How do we interpret all of this? Let’s imagine that we have n_1 spins pointing up and n_2 spins pointing down. Now consider the angular momentum raising and lowering operators. The angular momentum raising operator in this example, L_+ = \hbar a_1^\dagger a_2, corresponds to flipping a spin of angular momentum, \hbar/2 from down to up. The a_1^\dagger  (a_2) corresponds to the creation (annihilation) operator for oscillator 1 (2). The change in angular momentum is therefore +\hbar/2 -(-\hbar/2) = \hbar. It is this constraint, that we cannot “destroy” these spins, but only flip them, that results in the integer quantization of orbital angular momentum.

I find this solution to the forbidden half-integer problem much more illuminating than with the use of the Schrodinger equation and spherical harmonics. The analogy between the uncoupled oscillators and angular momentum is very rich and actually extends much further than this simple example. It has even been used in papers on supersymmetry (which, needless to say, extends far beyond my realm of knowledge).

Correlated Electrons GRC

I attended the Gordon Research Conference on correlated electron systems this past week, and it was my first attendance at one of the GRCs. I was very impressed with it and hope to return to more of these in the future.

Some observations and notes from the meeting:

1) The GRC is a closed meeting in the sense that no pictures of slides or posters are allowed to be taken at these meetings. This policy is meant to create the ‘Vegas Mentality’, i.e. ‘whatever happens at a GRC stays at a GRC’. I see the value of this framework in the sense that it results in a more free and open exchange of ideas than what I’ve seen in at other conferences. I will therefore eschew from discussing the more technical topics presented at the meeting and concentrate on some rather more sociological observations.

The Vegas mentality at this meeting makes discussions feel even more transient than usual. There is a sense in which this is excellent, in that attendees are permitted to communicate ideas that they don’t understand fully or are speculative without too much judgment from their peers. Feedback and discussions can often resolve these issues or result in suggestions on how to make certain moon-shot ideas tangible.

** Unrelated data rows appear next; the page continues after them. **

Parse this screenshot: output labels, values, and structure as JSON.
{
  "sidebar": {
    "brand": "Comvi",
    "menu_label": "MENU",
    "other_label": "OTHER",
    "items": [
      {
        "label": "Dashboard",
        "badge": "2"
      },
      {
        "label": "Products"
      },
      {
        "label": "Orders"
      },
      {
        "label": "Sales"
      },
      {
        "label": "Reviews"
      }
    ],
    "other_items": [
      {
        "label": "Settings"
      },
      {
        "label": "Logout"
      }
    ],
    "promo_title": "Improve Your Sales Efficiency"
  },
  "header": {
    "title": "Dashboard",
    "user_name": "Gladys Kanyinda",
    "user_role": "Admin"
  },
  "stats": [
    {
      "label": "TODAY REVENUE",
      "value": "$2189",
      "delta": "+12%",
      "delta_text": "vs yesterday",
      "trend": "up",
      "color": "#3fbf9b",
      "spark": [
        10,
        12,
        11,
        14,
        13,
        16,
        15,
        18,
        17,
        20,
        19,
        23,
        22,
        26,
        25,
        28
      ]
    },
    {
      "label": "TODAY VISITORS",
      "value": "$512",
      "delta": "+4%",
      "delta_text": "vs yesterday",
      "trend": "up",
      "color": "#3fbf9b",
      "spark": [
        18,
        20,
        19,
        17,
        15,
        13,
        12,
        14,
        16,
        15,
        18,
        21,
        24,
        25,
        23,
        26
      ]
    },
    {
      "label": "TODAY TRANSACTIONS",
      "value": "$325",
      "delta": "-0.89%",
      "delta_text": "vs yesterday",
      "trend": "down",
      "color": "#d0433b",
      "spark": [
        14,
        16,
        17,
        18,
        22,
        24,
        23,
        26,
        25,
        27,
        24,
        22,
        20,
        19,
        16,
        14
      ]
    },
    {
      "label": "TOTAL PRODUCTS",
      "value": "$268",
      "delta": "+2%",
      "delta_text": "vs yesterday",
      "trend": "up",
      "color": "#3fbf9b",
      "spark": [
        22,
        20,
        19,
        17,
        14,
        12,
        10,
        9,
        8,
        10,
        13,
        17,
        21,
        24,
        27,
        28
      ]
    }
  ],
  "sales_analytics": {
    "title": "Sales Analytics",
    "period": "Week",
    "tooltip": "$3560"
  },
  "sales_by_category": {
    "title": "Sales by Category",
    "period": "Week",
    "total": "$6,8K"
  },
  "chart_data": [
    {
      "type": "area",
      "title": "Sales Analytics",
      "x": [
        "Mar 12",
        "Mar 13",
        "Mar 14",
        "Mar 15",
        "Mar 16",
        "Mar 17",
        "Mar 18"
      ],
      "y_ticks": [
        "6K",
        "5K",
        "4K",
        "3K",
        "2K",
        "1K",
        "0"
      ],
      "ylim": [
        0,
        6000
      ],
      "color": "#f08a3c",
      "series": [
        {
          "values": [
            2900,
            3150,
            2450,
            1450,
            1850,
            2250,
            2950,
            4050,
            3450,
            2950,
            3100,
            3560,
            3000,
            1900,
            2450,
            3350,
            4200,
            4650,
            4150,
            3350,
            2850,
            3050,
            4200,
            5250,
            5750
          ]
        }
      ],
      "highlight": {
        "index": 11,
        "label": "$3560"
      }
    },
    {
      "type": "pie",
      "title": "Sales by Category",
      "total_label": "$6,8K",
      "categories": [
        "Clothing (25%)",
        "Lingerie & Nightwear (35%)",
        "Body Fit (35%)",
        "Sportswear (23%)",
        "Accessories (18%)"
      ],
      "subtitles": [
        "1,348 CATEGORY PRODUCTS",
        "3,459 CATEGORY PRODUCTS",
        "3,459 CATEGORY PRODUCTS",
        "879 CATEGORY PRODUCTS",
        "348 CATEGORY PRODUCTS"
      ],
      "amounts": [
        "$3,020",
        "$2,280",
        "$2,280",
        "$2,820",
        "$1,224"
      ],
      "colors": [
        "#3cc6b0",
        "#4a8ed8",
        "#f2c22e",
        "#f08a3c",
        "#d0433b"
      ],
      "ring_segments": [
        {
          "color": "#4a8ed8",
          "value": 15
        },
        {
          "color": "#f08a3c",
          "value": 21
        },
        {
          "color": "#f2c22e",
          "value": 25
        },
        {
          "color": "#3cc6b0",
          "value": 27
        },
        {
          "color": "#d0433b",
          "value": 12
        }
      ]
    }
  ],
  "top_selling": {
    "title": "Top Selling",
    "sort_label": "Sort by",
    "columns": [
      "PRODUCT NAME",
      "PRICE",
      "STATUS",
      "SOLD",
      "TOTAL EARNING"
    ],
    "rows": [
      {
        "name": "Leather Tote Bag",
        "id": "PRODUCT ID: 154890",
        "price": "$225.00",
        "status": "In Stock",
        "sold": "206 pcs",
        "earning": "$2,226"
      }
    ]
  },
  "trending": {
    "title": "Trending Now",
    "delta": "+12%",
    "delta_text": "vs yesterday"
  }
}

2) There was a healthy interaction between students, postdocs and professors at the conference, which is usually screened out at the day-to-day level at many universities. These interactions are useful, especially for the younger parties, whose usual interaction with faculty don’t extend too far beyond their advisers. This is accomplished at the conference by inviting a high proportion of early career scientists so that the older ones find it difficult to form cliques.

3) From speaking to many people at the conference, it seems like a common theme is solving the notorious problem of the coupled oscillator (or two-body problem), where both husband and wife are searching for academic positions. One of the attendees at the conference humorously encouraged me to refer to the problem as a ‘two-body opportunity’. It seems like universities are trying harder to address these issues (such as having offices dedicated to solving couples’ employment), but there were still a couple rather horrific anecdotes told on this front. The workforce demographic is changing rapidly, and universities should really be leading the way on addressing the pressing issues on this front.

4) There was a gas leak from some construction work at Mt Holyoke College, the site of the meeting. This resulted in the evacuation of the dining hall during dinner. Many grabbed their plates and proceeded to eat outside, resulting in a rather unique and memorable culinary experience.

5) SciPost is now in full-swing and is accepting articles for submission. One of the attendees was instrumental in turning the idea of an open-access online journal for physicists into reality. I have written on this blog about SciPost previously, and I am hugely in favor of the effort.

Aside: I was heartened by Brian’s recent post on creating a more open and accepting culture among physicists and recommend reading his views on this issue.